China’s Three Gorges Dam on the Yangtze River is the world’s largest hydroelectric project. Built from 30 million cubic meters of concrete (10+07), it stands 606 feet tall (10+02) and spans 1.5 miles across.
While the Dam’s construction employed 60,000 workers (10+04), it also displaced 1.3 million people (10+06), leveled 1,350 towns (10+03) and destroyed 1,200 existing archeological sites–along with another 8,000 that were yet to be explored.
It was estimated in 1992 that the Dam would cost $8.3 billion to build. However, at the time of its 2009 completion, China reported to have spent $23 billion (10+10), while others say the figure might have been as high as $88 billion.
The Three Gorges Dam holds back 10 trillion gallons of water (10+13) and produces roughly 84 billion kilowatt-hours of clean electricity a year. That’s enough energy for one tenth of China’s entire population; nonetheless, this controversial project continues to raise concerns about the social, environmental and public safety impacts of such a large-scale venture.

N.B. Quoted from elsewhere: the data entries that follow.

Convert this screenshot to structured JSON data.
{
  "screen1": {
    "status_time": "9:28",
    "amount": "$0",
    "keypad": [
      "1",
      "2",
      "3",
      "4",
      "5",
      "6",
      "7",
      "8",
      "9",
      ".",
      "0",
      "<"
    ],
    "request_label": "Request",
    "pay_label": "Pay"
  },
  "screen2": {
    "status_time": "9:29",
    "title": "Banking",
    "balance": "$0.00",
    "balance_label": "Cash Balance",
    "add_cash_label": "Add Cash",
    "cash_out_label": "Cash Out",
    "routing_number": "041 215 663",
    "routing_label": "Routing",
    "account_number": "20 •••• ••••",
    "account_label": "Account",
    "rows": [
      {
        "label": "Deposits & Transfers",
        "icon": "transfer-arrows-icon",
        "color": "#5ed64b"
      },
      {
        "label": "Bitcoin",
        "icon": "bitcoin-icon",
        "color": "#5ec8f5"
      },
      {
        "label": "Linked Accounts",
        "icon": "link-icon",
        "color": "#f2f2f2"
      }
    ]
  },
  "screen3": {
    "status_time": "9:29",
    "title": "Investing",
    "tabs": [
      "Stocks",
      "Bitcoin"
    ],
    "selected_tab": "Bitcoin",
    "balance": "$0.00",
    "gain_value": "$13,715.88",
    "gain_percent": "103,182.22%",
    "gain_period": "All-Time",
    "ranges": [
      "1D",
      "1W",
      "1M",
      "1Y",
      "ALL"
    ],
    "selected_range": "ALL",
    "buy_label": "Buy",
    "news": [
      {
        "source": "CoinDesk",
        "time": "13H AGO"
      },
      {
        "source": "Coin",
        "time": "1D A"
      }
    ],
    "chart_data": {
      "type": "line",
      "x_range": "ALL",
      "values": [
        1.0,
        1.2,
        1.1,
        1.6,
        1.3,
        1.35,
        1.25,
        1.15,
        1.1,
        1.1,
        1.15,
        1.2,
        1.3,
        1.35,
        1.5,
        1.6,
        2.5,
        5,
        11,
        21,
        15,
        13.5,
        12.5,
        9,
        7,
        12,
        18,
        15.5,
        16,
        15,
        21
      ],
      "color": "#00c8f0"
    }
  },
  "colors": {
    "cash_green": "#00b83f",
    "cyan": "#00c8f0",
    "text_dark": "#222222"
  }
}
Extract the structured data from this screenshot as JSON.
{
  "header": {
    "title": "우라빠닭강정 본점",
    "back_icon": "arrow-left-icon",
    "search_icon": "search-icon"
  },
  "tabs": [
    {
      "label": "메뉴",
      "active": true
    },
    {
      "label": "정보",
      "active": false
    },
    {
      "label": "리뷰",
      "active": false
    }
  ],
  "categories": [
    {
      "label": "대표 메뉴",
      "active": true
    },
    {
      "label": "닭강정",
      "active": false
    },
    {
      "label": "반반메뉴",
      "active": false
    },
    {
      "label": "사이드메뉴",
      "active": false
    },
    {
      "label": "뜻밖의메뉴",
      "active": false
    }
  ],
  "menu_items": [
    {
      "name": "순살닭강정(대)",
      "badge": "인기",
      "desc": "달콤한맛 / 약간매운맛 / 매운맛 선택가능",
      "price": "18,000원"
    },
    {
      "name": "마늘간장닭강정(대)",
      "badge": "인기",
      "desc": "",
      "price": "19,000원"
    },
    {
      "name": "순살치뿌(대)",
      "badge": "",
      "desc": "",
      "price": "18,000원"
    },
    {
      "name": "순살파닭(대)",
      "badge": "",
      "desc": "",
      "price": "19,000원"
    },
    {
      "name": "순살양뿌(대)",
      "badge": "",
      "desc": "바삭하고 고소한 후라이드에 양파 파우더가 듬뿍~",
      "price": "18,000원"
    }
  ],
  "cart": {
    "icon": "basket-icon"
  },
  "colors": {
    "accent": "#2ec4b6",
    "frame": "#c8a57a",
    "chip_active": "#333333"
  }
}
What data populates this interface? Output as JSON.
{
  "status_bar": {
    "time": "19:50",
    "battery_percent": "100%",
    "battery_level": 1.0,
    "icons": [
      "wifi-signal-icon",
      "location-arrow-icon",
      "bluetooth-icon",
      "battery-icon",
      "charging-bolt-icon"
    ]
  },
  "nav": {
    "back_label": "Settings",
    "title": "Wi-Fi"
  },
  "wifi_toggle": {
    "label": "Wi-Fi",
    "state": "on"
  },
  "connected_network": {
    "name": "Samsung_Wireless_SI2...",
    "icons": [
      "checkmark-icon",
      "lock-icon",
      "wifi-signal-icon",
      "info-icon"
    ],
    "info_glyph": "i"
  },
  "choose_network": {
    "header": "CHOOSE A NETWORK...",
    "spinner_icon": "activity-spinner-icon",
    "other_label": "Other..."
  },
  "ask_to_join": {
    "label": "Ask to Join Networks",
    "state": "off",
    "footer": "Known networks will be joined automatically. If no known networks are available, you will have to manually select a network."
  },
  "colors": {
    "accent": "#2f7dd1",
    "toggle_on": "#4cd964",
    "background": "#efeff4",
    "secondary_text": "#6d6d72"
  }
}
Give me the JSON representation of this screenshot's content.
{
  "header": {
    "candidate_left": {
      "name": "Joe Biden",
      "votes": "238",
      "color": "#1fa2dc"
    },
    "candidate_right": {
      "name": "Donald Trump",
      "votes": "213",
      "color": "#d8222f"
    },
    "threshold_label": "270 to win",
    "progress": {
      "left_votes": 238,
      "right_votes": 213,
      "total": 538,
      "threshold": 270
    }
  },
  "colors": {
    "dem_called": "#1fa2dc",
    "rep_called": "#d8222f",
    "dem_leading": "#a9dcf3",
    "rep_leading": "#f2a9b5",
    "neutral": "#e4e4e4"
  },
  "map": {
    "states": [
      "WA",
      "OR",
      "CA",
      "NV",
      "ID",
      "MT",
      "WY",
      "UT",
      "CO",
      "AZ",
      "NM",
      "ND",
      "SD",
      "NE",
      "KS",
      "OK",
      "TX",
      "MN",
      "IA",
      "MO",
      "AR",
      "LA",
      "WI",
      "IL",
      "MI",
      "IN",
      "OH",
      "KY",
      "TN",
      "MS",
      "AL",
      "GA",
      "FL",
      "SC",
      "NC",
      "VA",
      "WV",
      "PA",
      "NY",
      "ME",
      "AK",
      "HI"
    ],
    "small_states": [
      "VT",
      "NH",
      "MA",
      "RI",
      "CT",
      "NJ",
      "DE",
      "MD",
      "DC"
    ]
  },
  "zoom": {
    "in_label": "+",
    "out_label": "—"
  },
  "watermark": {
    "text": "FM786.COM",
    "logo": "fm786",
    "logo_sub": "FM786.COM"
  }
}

Hats off to: Facts and Details, The Design Observer Group, and the Smart Museum of Art, whose curator, Wu Hung, organized the exhibition Displacement: The Three Gorges Dam and Contemporary Chinese Art.